Despite, or maybe because of these challenges, many firms continue to innovate – embracing new technology.
Private Sector Demand Expected to Drive Growth
Growing demand for private-sector construction is expected to drive much of the growth of the construction sector in 2015. Contractors are particularly optimistic about growth in the retail/warehouse/lodging segment and are similarly optimistic about growing demand for manufacturing, private office, and energy construction.
A number of public-sector construction segments, especially those segments that aren't largely dependent on federal funding, are reportedly primed for growth; while within the public sector, contractors are most optimistic about the outlook for water and sewer construction.
Many Firms Plan to Invest in New Equipment
The vast majority of responding firms plan to purchase and/or lease new construction equipment. Specifically, 79 percent of firms plan to purchase construction equipment this year, up from 74 percent of respondents in 2014. Meanwhile, 81 percent of firms plan to lease new equipment in 2015, compared with 86 percent who reported such plans in 2014.
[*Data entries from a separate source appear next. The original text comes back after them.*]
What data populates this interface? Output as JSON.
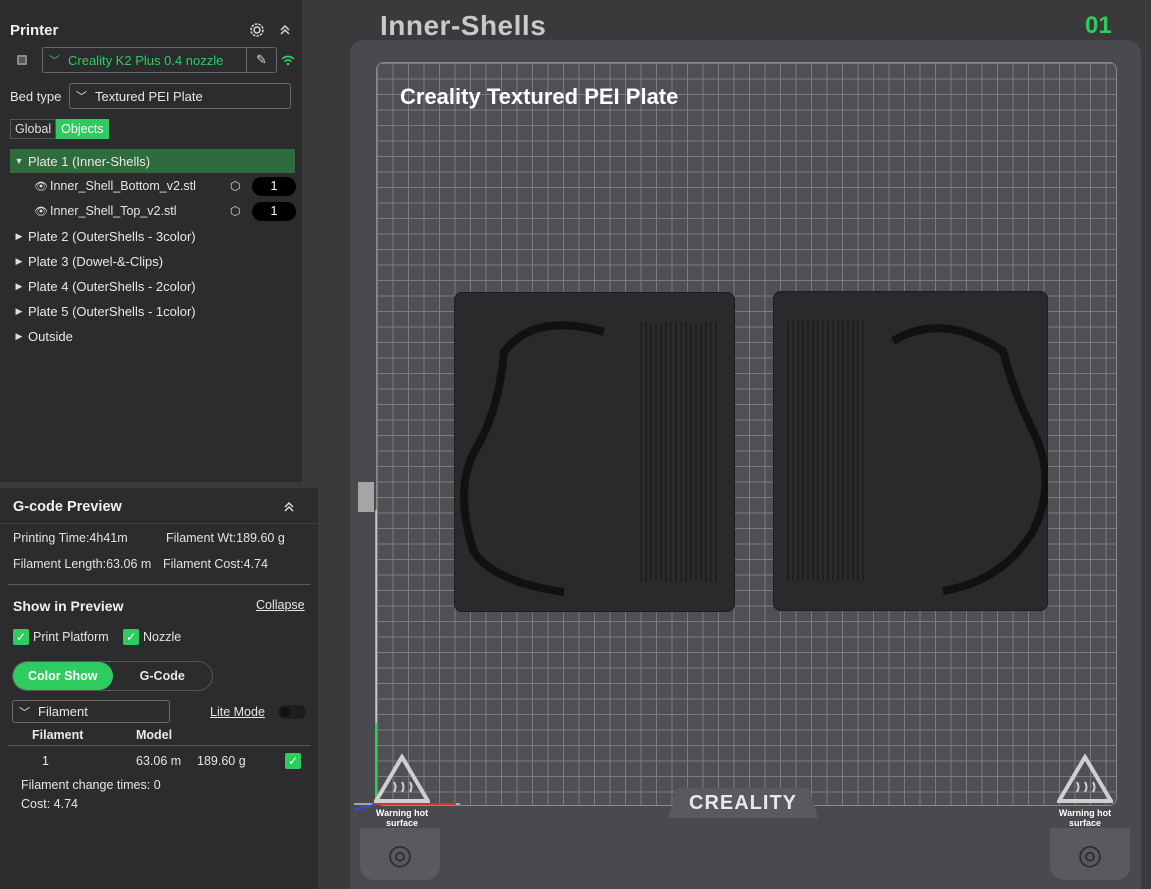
{
  "printer_panel": {
    "title": "Printer",
    "printer_name": "Creality K2 Plus 0.4 nozzle",
    "bed_type_label": "Bed type",
    "bed_type_value": "Textured PEI Plate",
    "tabs": [
      "Global",
      "Objects"
    ],
    "active_tab": "Objects",
    "tree": {
      "plates": [
        {
          "label": "Plate 1 (Inner-Shells)",
          "expanded": true,
          "selected": true,
          "children": [
            {
              "name": "Inner_Shell_Bottom_v2.stl",
              "count": "1"
            },
            {
              "name": "Inner_Shell_Top_v2.stl",
              "count": "1"
            }
          ]
        },
        {
          "label": "Plate 2 (OuterShells - 3color)"
        },
        {
          "label": "Plate 3 (Dowel-&-Clips)"
        },
        {
          "label": "Plate 4 (OuterShells - 2color)"
        },
        {
          "label": "Plate 5 (OuterShells - 1color)"
        },
        {
          "label": "Outside"
        }
      ]
    }
  },
  "gcode_preview": {
    "title": "G-code Preview",
    "printing_time": "Printing Time:4h41m",
    "filament_wt": "Filament Wt:189.60 g",
    "filament_length": "Filament Length:63.06 m",
    "filament_cost": "Filament Cost:4.74",
    "show_in_preview": "Show in Preview",
    "collapse": "Collapse",
    "print_platform": "Print Platform",
    "nozzle": "Nozzle",
    "color_show": "Color Show",
    "gcode_tab": "G-Code",
    "filament_dropdown": "Filament",
    "lite_mode": "Lite Mode",
    "table_headers": [
      "Filament",
      "Model"
    ],
    "table_row": {
      "filament": "1",
      "length": "63.06 m",
      "weight": "189.60 g"
    },
    "change_times": "Filament change times:  0",
    "cost": "Cost:  4.74"
  },
  "viewport": {
    "plate_name": "Inner-Shells",
    "plate_number": "01",
    "bed_label": "Creality Textured PEI Plate",
    "brand": "CREALITY",
    "warning_left": "Warning hot surface",
    "warning_right": "Warning hot surface"
  },
  "colors": {
    "accent": "#2ecc5f",
    "panel": "#2c2c2f",
    "background": "#3a3a3d"
  }
}
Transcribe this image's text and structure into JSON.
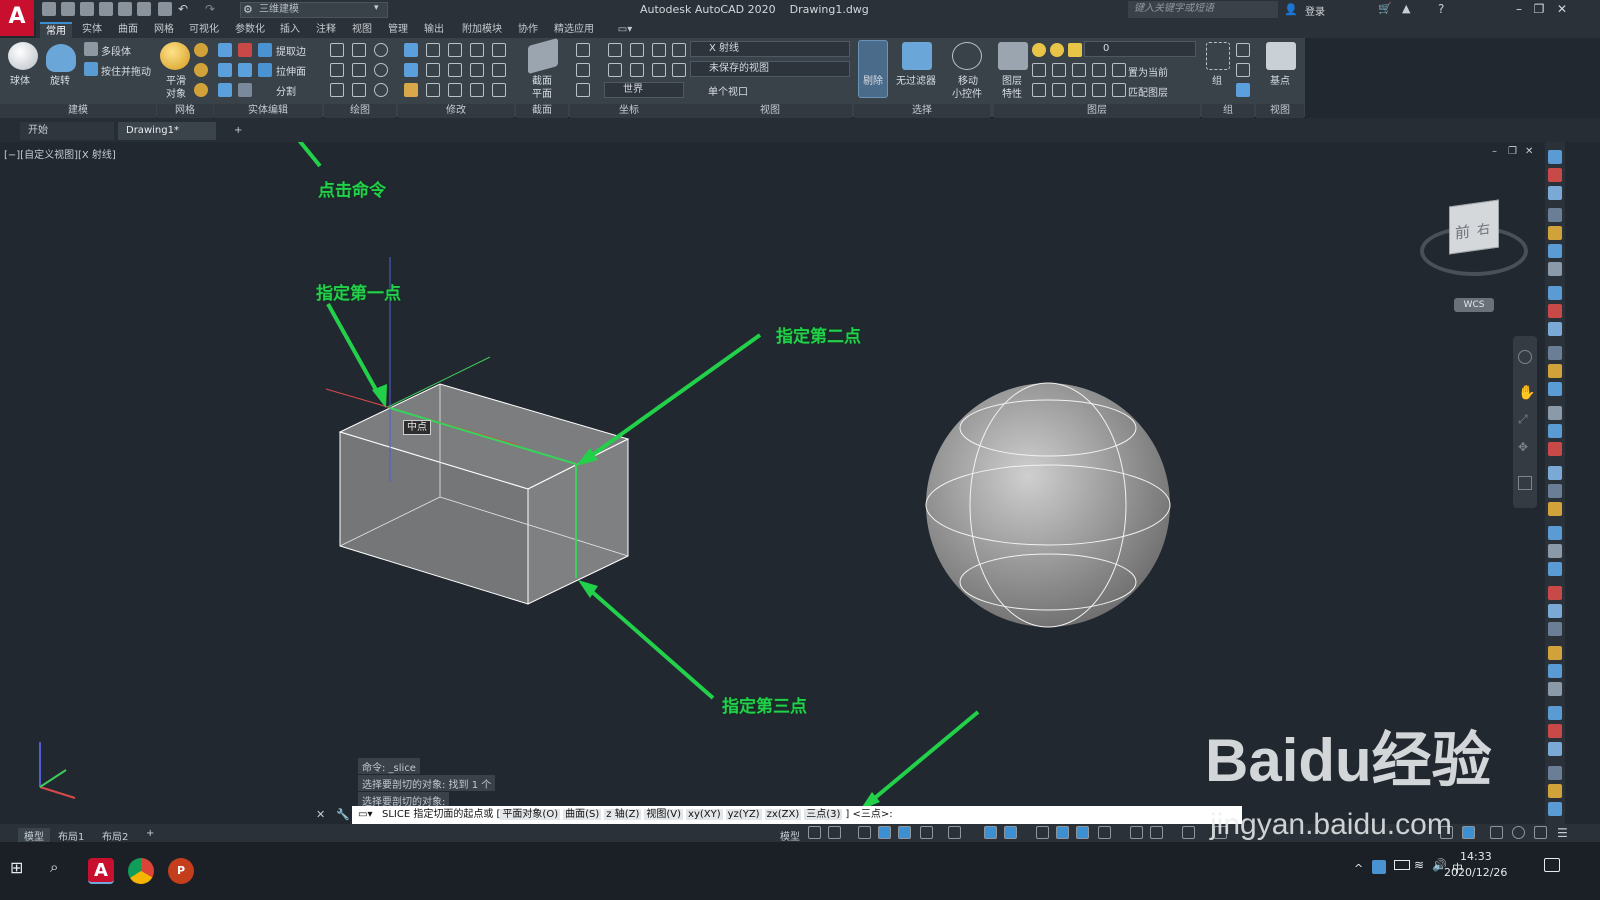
{
  "window": {
    "app_title": "Autodesk AutoCAD 2020",
    "file_name": "Drawing1.dwg",
    "workspace": "三维建模",
    "search_placeholder": "键入关键字或短语",
    "login": "登录"
  },
  "ribbon_tabs": [
    "常用",
    "实体",
    "曲面",
    "网格",
    "可视化",
    "参数化",
    "插入",
    "注释",
    "视图",
    "管理",
    "输出",
    "附加模块",
    "协作",
    "精选应用"
  ],
  "ribbon": {
    "modeling": {
      "sphere": "球体",
      "revolve": "旋转",
      "polysolid": "多段体",
      "presspull": "按住并拖动",
      "label": "建模"
    },
    "mesh": {
      "smooth": "平滑",
      "object": "对象",
      "label": "网格"
    },
    "solid_edit": {
      "extract_edges": "提取边",
      "extrude_faces": "拉伸面",
      "separate": "分割",
      "label": "实体编辑"
    },
    "draw": {
      "label": "绘图"
    },
    "modify": {
      "label": "修改"
    },
    "section": {
      "section_plane": "截面",
      "plane": "平面",
      "label": "截面"
    },
    "coordinates": {
      "world": "世界",
      "label": "坐标"
    },
    "view": {
      "visual_style": "X 射线",
      "unsaved_view": "未保存的视图",
      "single_viewport": "单个视口",
      "label": "视图"
    },
    "selection": {
      "culling": "剔除",
      "no_filter": "无过滤器",
      "move_gizmo": "移动",
      "move_gizmo2": "小控件",
      "label": "选择"
    },
    "layers": {
      "layer_props": "图层",
      "layer_props2": "特性",
      "current_layer": "0",
      "set_current": "置为当前",
      "match_layer": "匹配图层",
      "label": "图层"
    },
    "groups": {
      "group": "组",
      "label": "组"
    },
    "view2": {
      "base": "基点",
      "label": "视图"
    }
  },
  "doc_tabs": {
    "start": "开始",
    "drawing": "Drawing1*",
    "add": "+"
  },
  "viewport": {
    "label": "[−][自定义视图][X 射线]",
    "viewcube_front": "前",
    "viewcube_right": "右",
    "wcs": "WCS",
    "midpoint_tooltip": "中点"
  },
  "annotations": {
    "click_command": "点击命令",
    "first_point": "指定第一点",
    "second_point": "指定第二点",
    "third_point": "指定第三点"
  },
  "command": {
    "history": [
      "命令: _slice",
      "选择要剖切的对象: 找到 1 个",
      "选择要剖切的对象:"
    ],
    "prompt": "SLICE 指定切面的起点或 [",
    "options": [
      "平面对象(O)",
      "曲面(S)",
      "z 轴(Z)",
      "视图(V)",
      "xy(XY)",
      "yz(YZ)",
      "zx(ZX)",
      "三点(3)"
    ],
    "suffix": "] <三点>:"
  },
  "layout_tabs": [
    "模型",
    "布局1",
    "布局2",
    "+"
  ],
  "status": {
    "model": "模型"
  },
  "taskbar": {
    "time": "14:33",
    "date": "2020/12/26",
    "ime": "中"
  },
  "watermark": {
    "logo": "Baidu经验",
    "url": "jingyan.baidu.com"
  },
  "colors": {
    "accent": "#3c8fd0",
    "annotation_green": "#22d04a",
    "viewport_bg": "#212830"
  }
}
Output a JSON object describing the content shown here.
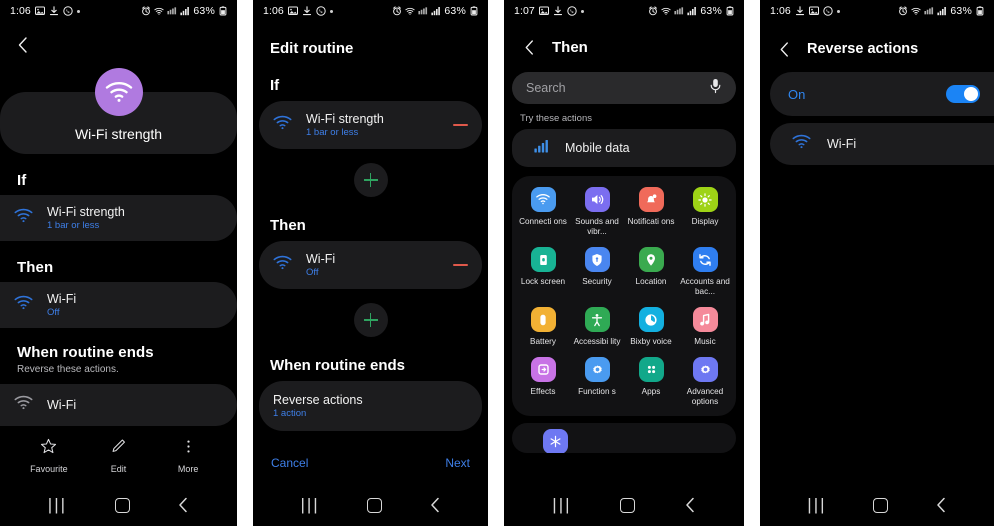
{
  "panel1": {
    "status": {
      "time": "1:06",
      "battery": "63%",
      "icons": [
        "image-icon",
        "download-icon",
        "whatsapp-icon",
        "dot-icon",
        "alarm-icon",
        "wifi-status-icon",
        "signal-sim-icon",
        "signal-bars-icon",
        "battery-icon"
      ]
    },
    "back_label": "Back",
    "hero": {
      "name": "Wi-Fi strength",
      "circle_color": "#b07ae0"
    },
    "if_heading": "If",
    "if_item": {
      "title": "Wi-Fi strength",
      "subtitle": "1 bar or less"
    },
    "then_heading": "Then",
    "then_item": {
      "title": "Wi-Fi",
      "subtitle": "Off"
    },
    "when_ends_heading": "When routine ends",
    "when_ends_sub": "Reverse these actions.",
    "when_ends_item": {
      "title": "Wi-Fi"
    },
    "bottom_bar": [
      {
        "label": "Favourite",
        "icon": "star-icon"
      },
      {
        "label": "Edit",
        "icon": "pencil-icon"
      },
      {
        "label": "More",
        "icon": "more-vertical-icon"
      }
    ]
  },
  "panel2": {
    "status": {
      "time": "1:06",
      "battery": "63%"
    },
    "title": "Edit routine",
    "if_heading": "If",
    "if_item": {
      "title": "Wi-Fi strength",
      "subtitle": "1 bar or less"
    },
    "then_heading": "Then",
    "then_item": {
      "title": "Wi-Fi",
      "subtitle": "Off"
    },
    "when_ends_heading": "When routine ends",
    "reverse": {
      "title": "Reverse actions",
      "subtitle": "1 action"
    },
    "cancel_label": "Cancel",
    "next_label": "Next"
  },
  "panel3": {
    "status": {
      "time": "1:07",
      "battery": "63%"
    },
    "title": "Then",
    "search": {
      "placeholder": "Search",
      "mic_icon": "microphone-icon"
    },
    "try_label": "Try these actions",
    "suggestion": {
      "label": "Mobile data",
      "icon": "signal-bars-icon"
    },
    "grid": [
      {
        "label": "Connecti\nons",
        "color": "#4a9bf0",
        "icon": "wifi-icon"
      },
      {
        "label": "Sounds\nand vibr...",
        "color": "#7b6ef0",
        "icon": "speaker-icon"
      },
      {
        "label": "Notificati\nons",
        "color": "#f06a5a",
        "icon": "notification-icon"
      },
      {
        "label": "Display",
        "color": "#9ed316",
        "icon": "brightness-icon"
      },
      {
        "label": "Lock\nscreen",
        "color": "#18b394",
        "icon": "lock-icon"
      },
      {
        "label": "Security",
        "color": "#4a86f0",
        "icon": "shield-icon"
      },
      {
        "label": "Location",
        "color": "#3aaa4f",
        "icon": "pin-icon"
      },
      {
        "label": "Accounts\nand bac...",
        "color": "#2f7ef0",
        "icon": "sync-icon"
      },
      {
        "label": "Battery",
        "color": "#f2b134",
        "icon": "battery-icon"
      },
      {
        "label": "Accessibi\nlity",
        "color": "#2faa55",
        "icon": "accessibility-icon"
      },
      {
        "label": "Bixby\nvoice",
        "color": "#13b0e0",
        "icon": "bixby-icon"
      },
      {
        "label": "Music",
        "color": "#f58a9a",
        "icon": "music-note-icon"
      },
      {
        "label": "Effects",
        "color": "#c873e6",
        "icon": "effects-icon"
      },
      {
        "label": "Function\ns",
        "color": "#4a9bf0",
        "icon": "gear-icon"
      },
      {
        "label": "Apps",
        "color": "#12a88a",
        "icon": "grid-apps-icon"
      },
      {
        "label": "Advanced\noptions",
        "color": "#6e78f2",
        "icon": "gear-icon"
      }
    ],
    "partial_icon": {
      "color": "#6e78f2",
      "icon": "snowflake-icon"
    }
  },
  "panel4": {
    "status": {
      "time": "1:06",
      "battery": "63%"
    },
    "title": "Reverse actions",
    "toggle": {
      "label": "On",
      "state": "on",
      "accent": "#1b84f5"
    },
    "item": {
      "title": "Wi-Fi",
      "icon": "wifi-icon"
    }
  },
  "navbar": {
    "recents": "|||",
    "home_icon": "home-square-icon",
    "back_icon": "back-chevron-icon"
  }
}
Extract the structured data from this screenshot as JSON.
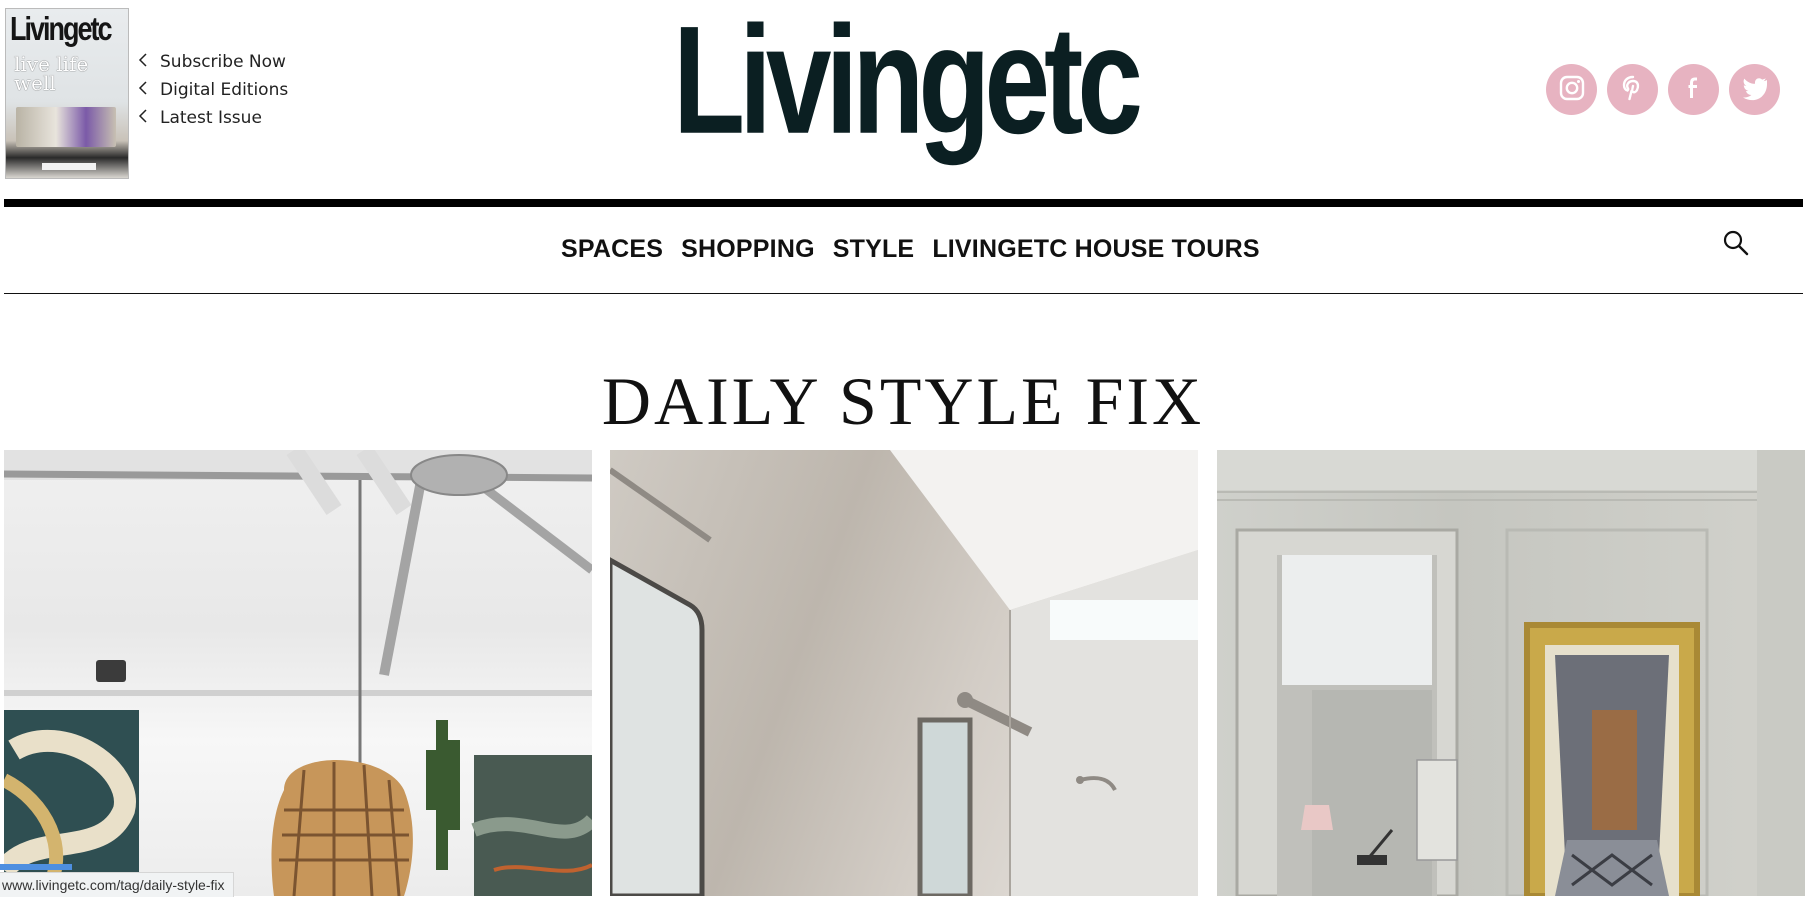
{
  "header": {
    "magazine_cover": {
      "title": "Livingetc",
      "tagline": "live life well"
    },
    "quick_links": [
      {
        "label": "Subscribe Now",
        "icon": "chevron-left-icon"
      },
      {
        "label": "Digital Editions",
        "icon": "chevron-left-icon"
      },
      {
        "label": "Latest Issue",
        "icon": "chevron-left-icon"
      }
    ],
    "brand": "Livingetc",
    "social": [
      {
        "name": "instagram-icon"
      },
      {
        "name": "pinterest-icon"
      },
      {
        "name": "facebook-icon"
      },
      {
        "name": "twitter-icon"
      }
    ]
  },
  "nav": {
    "items": [
      "SPACES",
      "SHOPPING",
      "STYLE",
      "LIVINGETC HOUSE TOURS"
    ],
    "search_icon": "search-icon"
  },
  "page": {
    "title": "DAILY STYLE FIX"
  },
  "cards": [
    {
      "image": "loft-hanging-chair-photo"
    },
    {
      "image": "bathroom-mirror-photo"
    },
    {
      "image": "hallway-artwork-photo"
    }
  ],
  "status_bar": {
    "url": "www.livingetc.com/tag/daily-style-fix"
  },
  "colors": {
    "brand_text": "#0b1f22",
    "social_circle": "#e7b3c1",
    "rule": "#000000",
    "background": "#ffffff"
  }
}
There is little doubt that the construction industry will continue to recover in 2015. After several years of cautious expansion, many firms are deciding it is time to begin hiring again. Beyond adding to the hours of current staff, firms appear to have the confidence to bring on new workers.
As firms expand their payrolls, they will invest in new equipment, pursue new market opportunities and embrace new and more efficient ways of doing business. Yet, according to the AGC, the industry must still cope with the challenge of growing worker shortages, worrisome regulatory proposals and declining federal investments in construction and infrastructure.
For more information on the survey, visit http://www.agc.org.